“Every organization has their own consent record and what they ask for on their consent paperwork,” she said. “A lot of it is generally the same, but each organization houses their own intake forms. Most everybody that was giving the vaccines was putting it back in the ImmTrac data system, which is the Texas immunization history. I went to look for it for you, but I didn’t see it in there, so I’m not sure if they weren’t doing that or what their process was.”
I thanked her and hung up.
I googled “ImmTrac.” The immunization registry was established in 1999 to store vaccine records in Texas, mostly for children. The general public has no direct access, and it’s up to school and healthcare officials to enter and access the information. The Texas Department of State Health Services tracks these immunizations, but its own website says the best place to find COVID-19 records is at the clinic that administered the vaccine.
This patchwork effort by Texas officials to track vaccines appears to be hampered by residents’ tendency to protect their privacy. An image pops into my head of some old Texas guy with a gray goatee and cowboy hat saying, “My vaccinations and swollen prostate ain’t nobody’s bidness but my own!” (Now that I think about it, that old guy looked a lot like me.)
If the states were struggling to track vaccines, surely the feds were doing even worse. I googled, “Is there a central covid vaccine database?” That led to a story in The Wall Street Journal saying the United States lacks a central database due to privacy concerns, which leaves “non-standardized impermanent cards as the sole record of shots.”
I was still reading when my phone rang. It was Kirsti again calling to say she’d learned that Davis City Pharmacy had been providing vaccines at the courthouse. She even provided the phone number. (Kirsti rocks again!)
I called Davis City Pharmacy, and a woman named Hannah looked up my information in a matter of seconds and told me to stop by the pharmacy at my convenience to pick up my replacement card. The entire conversation took a minute.
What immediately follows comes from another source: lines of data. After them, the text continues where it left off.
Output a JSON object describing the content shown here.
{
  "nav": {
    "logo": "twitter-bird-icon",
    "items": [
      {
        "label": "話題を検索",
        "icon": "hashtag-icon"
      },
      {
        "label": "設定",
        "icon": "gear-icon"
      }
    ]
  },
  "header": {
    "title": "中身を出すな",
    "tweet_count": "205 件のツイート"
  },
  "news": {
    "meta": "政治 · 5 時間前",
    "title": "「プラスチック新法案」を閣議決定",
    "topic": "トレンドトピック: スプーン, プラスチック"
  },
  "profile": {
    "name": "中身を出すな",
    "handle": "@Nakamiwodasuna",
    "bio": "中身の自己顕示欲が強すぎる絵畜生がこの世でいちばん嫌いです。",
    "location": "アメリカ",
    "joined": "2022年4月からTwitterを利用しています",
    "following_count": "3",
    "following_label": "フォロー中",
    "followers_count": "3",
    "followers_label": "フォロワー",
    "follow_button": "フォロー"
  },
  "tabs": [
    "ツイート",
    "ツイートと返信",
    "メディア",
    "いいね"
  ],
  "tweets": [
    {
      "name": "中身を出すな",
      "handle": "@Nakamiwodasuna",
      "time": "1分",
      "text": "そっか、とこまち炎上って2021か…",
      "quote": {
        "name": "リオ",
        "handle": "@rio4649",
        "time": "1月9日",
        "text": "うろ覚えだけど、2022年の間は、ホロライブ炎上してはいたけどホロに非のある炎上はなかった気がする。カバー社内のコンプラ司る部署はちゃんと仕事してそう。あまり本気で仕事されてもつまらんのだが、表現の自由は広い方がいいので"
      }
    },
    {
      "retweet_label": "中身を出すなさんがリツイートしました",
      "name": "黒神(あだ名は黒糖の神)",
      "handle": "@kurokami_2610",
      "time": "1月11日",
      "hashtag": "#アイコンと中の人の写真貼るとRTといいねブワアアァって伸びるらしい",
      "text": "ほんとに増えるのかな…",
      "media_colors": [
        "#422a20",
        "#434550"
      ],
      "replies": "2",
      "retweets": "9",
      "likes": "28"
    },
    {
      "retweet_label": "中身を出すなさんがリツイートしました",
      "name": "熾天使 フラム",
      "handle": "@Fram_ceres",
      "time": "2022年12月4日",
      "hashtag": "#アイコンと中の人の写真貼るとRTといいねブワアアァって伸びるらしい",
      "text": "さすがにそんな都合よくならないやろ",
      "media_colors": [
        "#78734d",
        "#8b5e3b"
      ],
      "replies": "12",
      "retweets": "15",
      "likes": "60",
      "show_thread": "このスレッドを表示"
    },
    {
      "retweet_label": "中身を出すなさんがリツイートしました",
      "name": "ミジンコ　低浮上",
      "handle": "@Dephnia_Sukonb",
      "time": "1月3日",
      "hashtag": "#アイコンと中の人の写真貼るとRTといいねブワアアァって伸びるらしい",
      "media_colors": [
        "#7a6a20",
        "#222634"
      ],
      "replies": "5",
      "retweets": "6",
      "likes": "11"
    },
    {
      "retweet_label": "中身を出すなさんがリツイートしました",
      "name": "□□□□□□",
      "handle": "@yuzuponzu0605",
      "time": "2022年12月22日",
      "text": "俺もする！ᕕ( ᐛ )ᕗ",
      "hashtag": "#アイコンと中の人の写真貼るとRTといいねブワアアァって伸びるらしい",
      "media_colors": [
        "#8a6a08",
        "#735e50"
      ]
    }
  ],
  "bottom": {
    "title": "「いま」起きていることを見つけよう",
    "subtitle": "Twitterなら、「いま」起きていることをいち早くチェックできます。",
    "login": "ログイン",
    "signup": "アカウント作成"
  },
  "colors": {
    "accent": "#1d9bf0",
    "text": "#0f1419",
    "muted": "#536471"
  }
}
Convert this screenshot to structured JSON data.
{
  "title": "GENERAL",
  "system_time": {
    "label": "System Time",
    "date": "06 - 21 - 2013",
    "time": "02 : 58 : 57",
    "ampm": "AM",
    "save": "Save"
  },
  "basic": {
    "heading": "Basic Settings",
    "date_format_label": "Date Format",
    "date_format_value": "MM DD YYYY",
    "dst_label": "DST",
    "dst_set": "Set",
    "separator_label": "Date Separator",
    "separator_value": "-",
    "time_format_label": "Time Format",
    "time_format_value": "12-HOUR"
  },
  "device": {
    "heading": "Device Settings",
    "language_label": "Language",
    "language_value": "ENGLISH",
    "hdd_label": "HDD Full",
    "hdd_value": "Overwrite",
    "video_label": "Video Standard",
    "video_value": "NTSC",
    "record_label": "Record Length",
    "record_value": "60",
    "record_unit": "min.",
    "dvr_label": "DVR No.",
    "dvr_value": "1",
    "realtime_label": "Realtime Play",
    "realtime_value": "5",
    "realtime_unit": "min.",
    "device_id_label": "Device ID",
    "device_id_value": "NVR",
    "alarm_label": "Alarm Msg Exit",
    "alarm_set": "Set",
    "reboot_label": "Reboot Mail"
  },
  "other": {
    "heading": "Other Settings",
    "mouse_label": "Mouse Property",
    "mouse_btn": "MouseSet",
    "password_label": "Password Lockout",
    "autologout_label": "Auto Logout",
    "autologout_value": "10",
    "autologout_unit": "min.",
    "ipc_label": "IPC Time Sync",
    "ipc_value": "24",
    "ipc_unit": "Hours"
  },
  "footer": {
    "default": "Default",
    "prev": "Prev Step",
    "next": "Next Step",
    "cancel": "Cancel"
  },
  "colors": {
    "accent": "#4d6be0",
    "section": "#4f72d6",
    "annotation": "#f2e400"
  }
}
Minutes later, I drove to Davis City and received my replacement card free of charge.
Bottom line: If you lose your vaccine card, contact the organization that provided your shots. They should replace your card easily enough.
P.S. If you forget your provider and have to call around town to a few places, you might stumble across people as friendly and competent as Peggy, Kirsti and Hannah and feel better about the world when you’re done.